The current book of Isaiah (Hebrew: ישעיהו / Y’shuay’hu “YHWH saves”, Greek: ισαιας / isaias) has at least two different authors. The original Isaiah constitutes chapters 1 – 39. What is called “Deutero-Isaiah” (second Isaiah) makes up chapters 40 – 66. The themes of destruction, exile and suffering are presumed in Deutero-Isaiah; there is familiarity with the history of the 6th century, above all with Cyrus as the anointed one/christ/messiah, and firsthand experience of Babylonian religion; and a prophet speaks both out of and into the situation of his contemporaries. There are the themes of comfort and salvation, a new salvation under a new covenant; God is presented as creator and maker, and his action in history as redeemer and savior is rooted in his action as creator. Chaps. 40-66 there is constant repetition and doubling of words; there is familiarity with the style of the psalms of descriptive praise with their heaping up of present participles; Jerusalem, Israel (the suffering servant of Isa. 52-53), and objects are personified. Deutero-Isaiah might have been written by a student of the original pre-exile Isaiah. In the time of Isaiah, Babylon was seen as a friendly nation; it was Assyria that was the threat (chapter 39).
There are arguments for a Trito-Isaiah (third Isaiah) which comprises chapters 55 – 66. Throughout the greater part of Trito-Isaiah we continually find ourselves in the community of the restoration: there is mention of the temple and of rebuilding it, of sacrifices, of the observance of the sabbath and the regulations of the Torah, and this observance is considered to be an essential qualification for membership of the community.
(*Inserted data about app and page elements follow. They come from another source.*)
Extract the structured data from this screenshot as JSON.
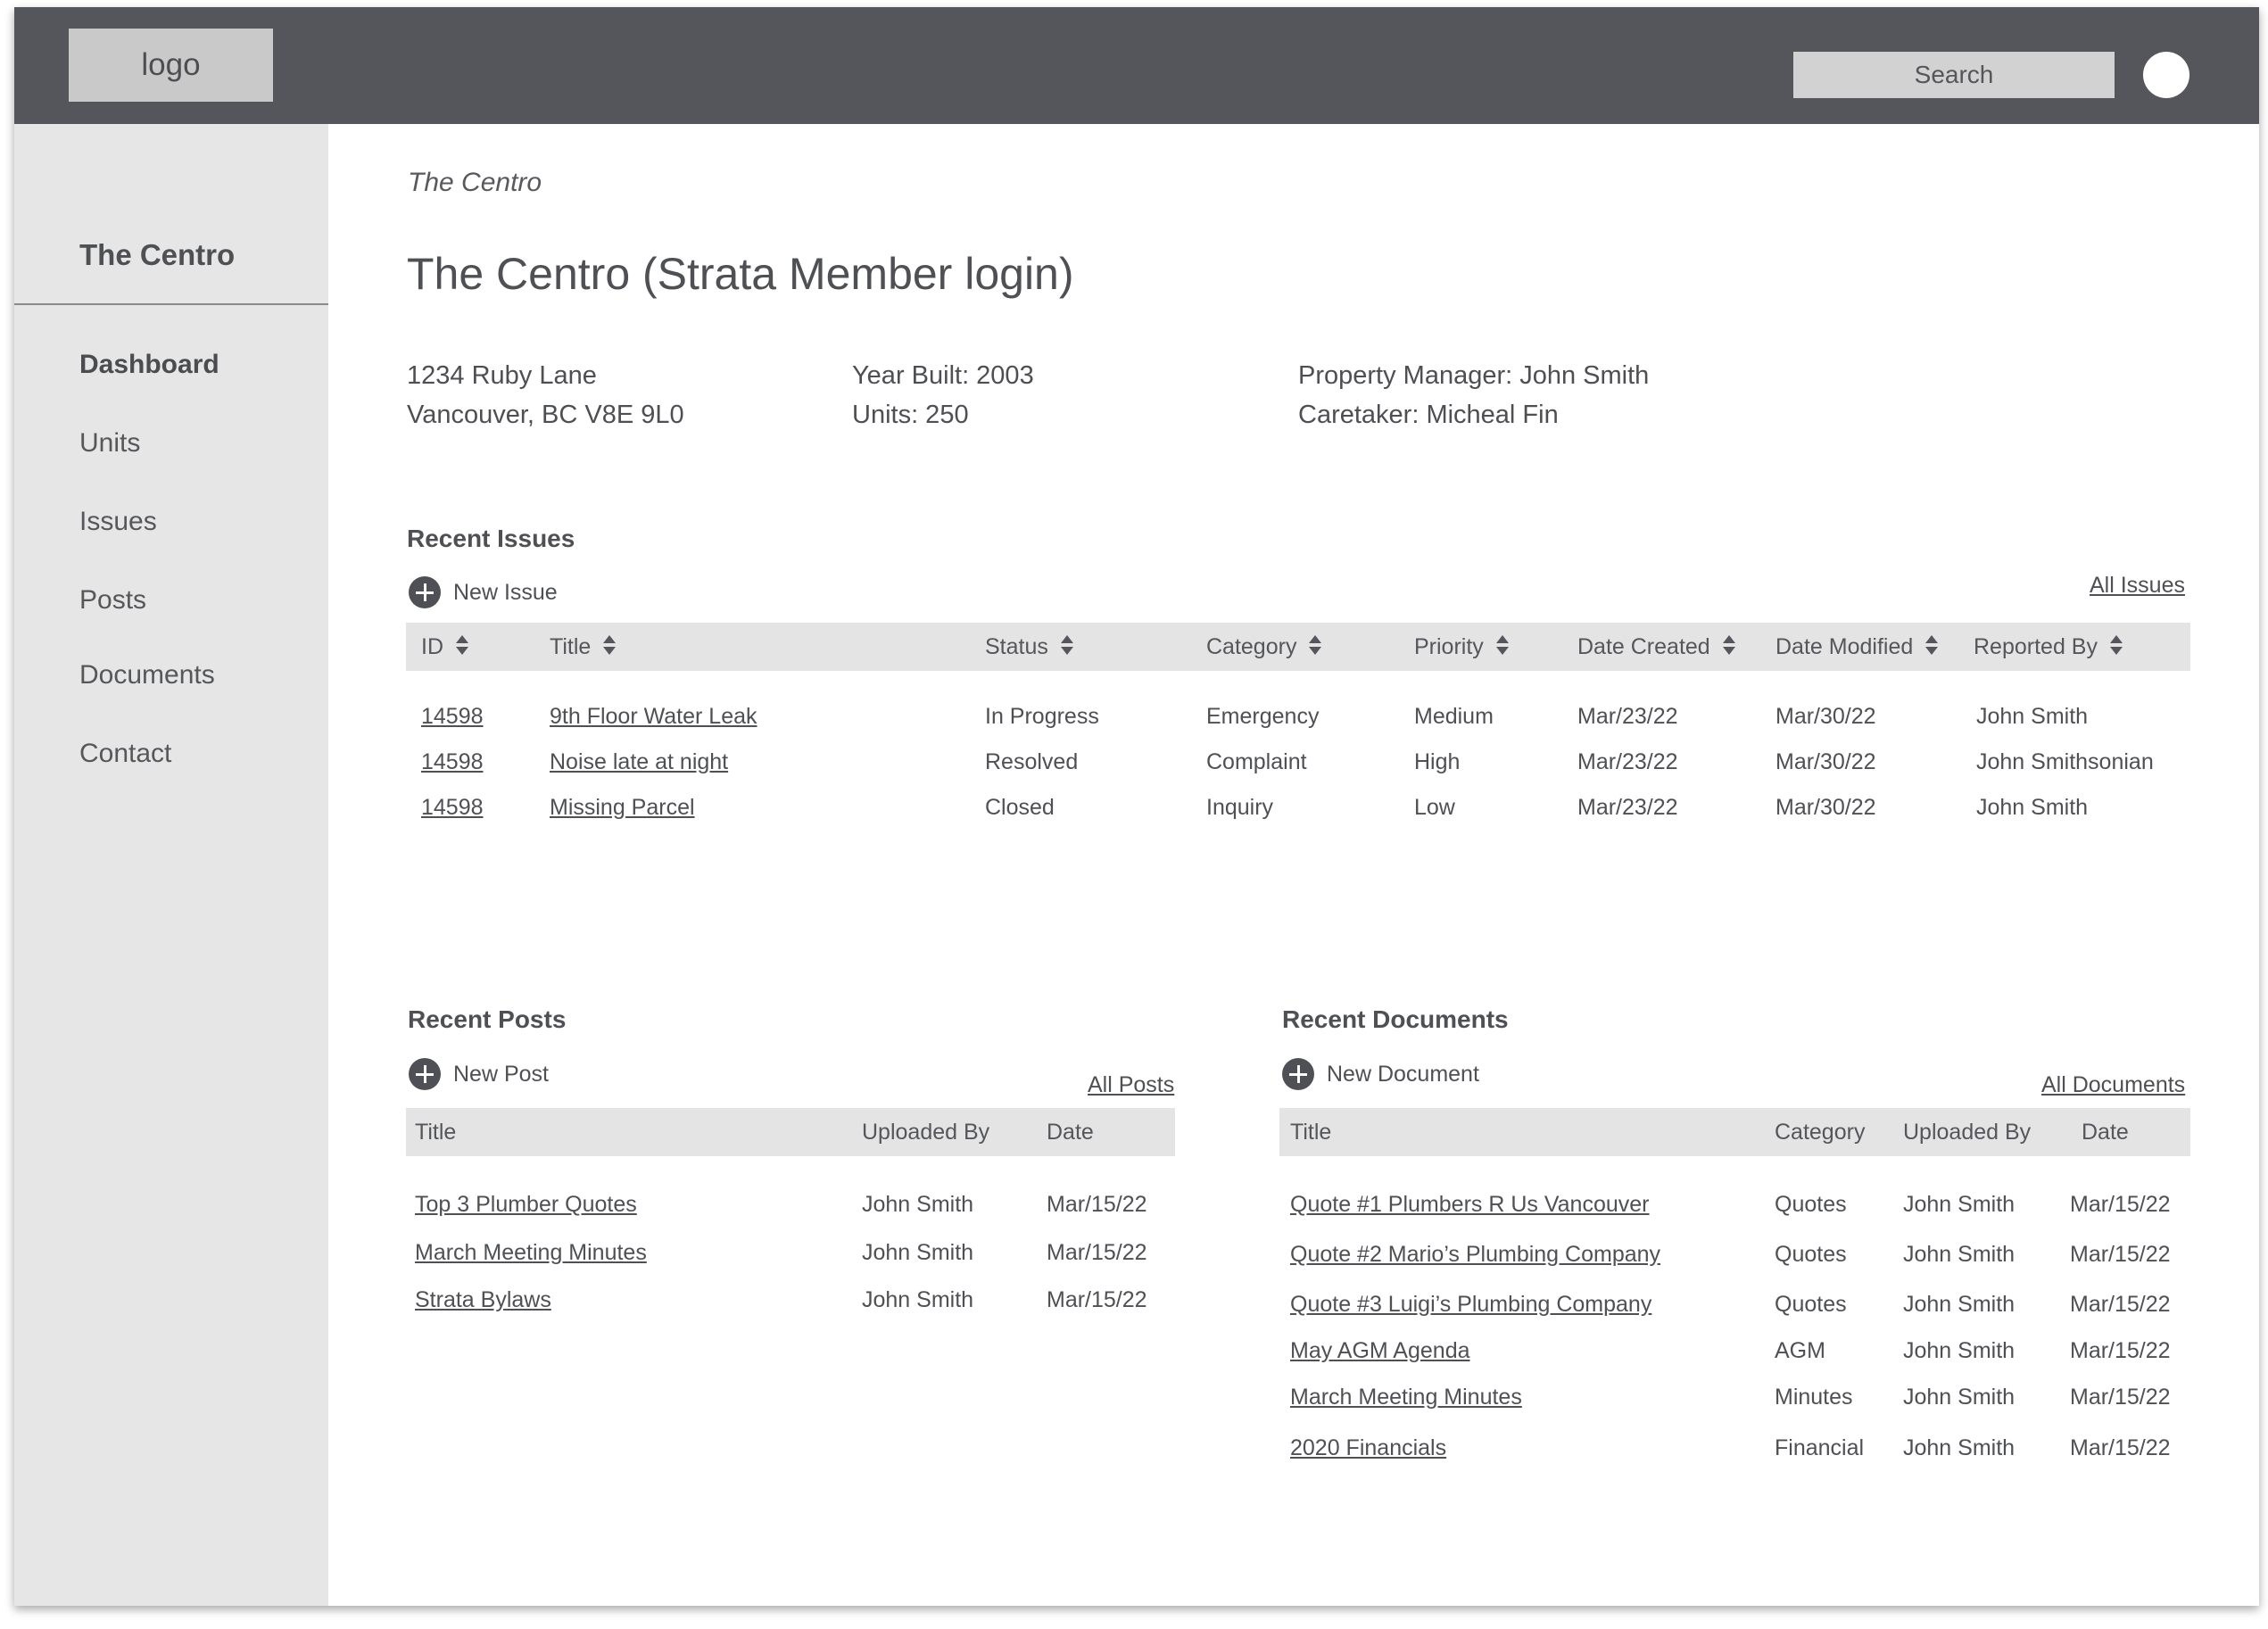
{
  "header": {
    "logo": "logo",
    "search_placeholder": "Search"
  },
  "sidebar": {
    "title": "The Centro",
    "items": [
      {
        "label": "Dashboard",
        "active": true
      },
      {
        "label": "Units"
      },
      {
        "label": "Issues"
      },
      {
        "label": "Posts"
      },
      {
        "label": "Documents"
      },
      {
        "label": "Contact"
      }
    ]
  },
  "page": {
    "breadcrumb": "The Centro",
    "title": "The Centro (Strata Member login)",
    "address_line1": "1234 Ruby Lane",
    "address_line2": "Vancouver, BC V8E 9L0",
    "year_built": "Year Built: 2003",
    "units": "Units: 250",
    "property_manager": "Property Manager: John Smith",
    "caretaker": "Caretaker: Micheal Fin"
  },
  "issues": {
    "title": "Recent Issues",
    "new_label": "New Issue",
    "all_label": "All Issues",
    "columns": [
      "ID",
      "Title",
      "Status",
      "Category",
      "Priority",
      "Date Created",
      "Date Modified",
      "Reported By"
    ],
    "rows": [
      [
        "14598",
        "9th Floor Water Leak",
        "In Progress",
        "Emergency",
        "Medium",
        "Mar/23/22",
        "Mar/30/22",
        "John Smith"
      ],
      [
        "14598",
        "Noise late at night",
        "Resolved",
        "Complaint",
        "High",
        "Mar/23/22",
        "Mar/30/22",
        "John Smithsonian"
      ],
      [
        "14598",
        "Missing Parcel",
        "Closed",
        "Inquiry",
        "Low",
        "Mar/23/22",
        "Mar/30/22",
        "John Smith"
      ]
    ]
  },
  "posts": {
    "title": "Recent Posts",
    "new_label": "New Post",
    "all_label": "All Posts",
    "columns": [
      "Title",
      "Uploaded By",
      "Date"
    ],
    "rows": [
      [
        "Top 3 Plumber Quotes",
        "John Smith",
        "Mar/15/22"
      ],
      [
        "March Meeting Minutes",
        "John Smith",
        "Mar/15/22"
      ],
      [
        "Strata Bylaws",
        "John Smith",
        "Mar/15/22"
      ]
    ]
  },
  "documents": {
    "title": "Recent Documents",
    "new_label": "New Document",
    "all_label": "All Documents",
    "columns": [
      "Title",
      "Category",
      "Uploaded By",
      "Date"
    ],
    "rows": [
      [
        "Quote #1 Plumbers R Us Vancouver",
        "Quotes",
        "John Smith",
        "Mar/15/22"
      ],
      [
        "Quote #2 Mario’s Plumbing Company",
        "Quotes",
        "John Smith",
        "Mar/15/22"
      ],
      [
        "Quote #3 Luigi’s Plumbing Company",
        "Quotes",
        "John Smith",
        "Mar/15/22"
      ],
      [
        "May AGM Agenda",
        "AGM",
        "John Smith",
        "Mar/15/22"
      ],
      [
        "March Meeting Minutes",
        "Minutes",
        "John Smith",
        "Mar/15/22"
      ],
      [
        "2020 Financials",
        "Financial",
        "John Smith",
        "Mar/15/22"
      ]
    ]
  }
}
None of these arguments appears even once in Deutero-Isaiah, and since the setting of Deutero-Isaiah is Babylon, it is difficult to see how that would be possible. Trito-Isaiah was written probably 20 years after Deutero-Isaiah. In 60:13 the temple has been built and it is only necessary to adorn it, implying a post-exile Persian era setting.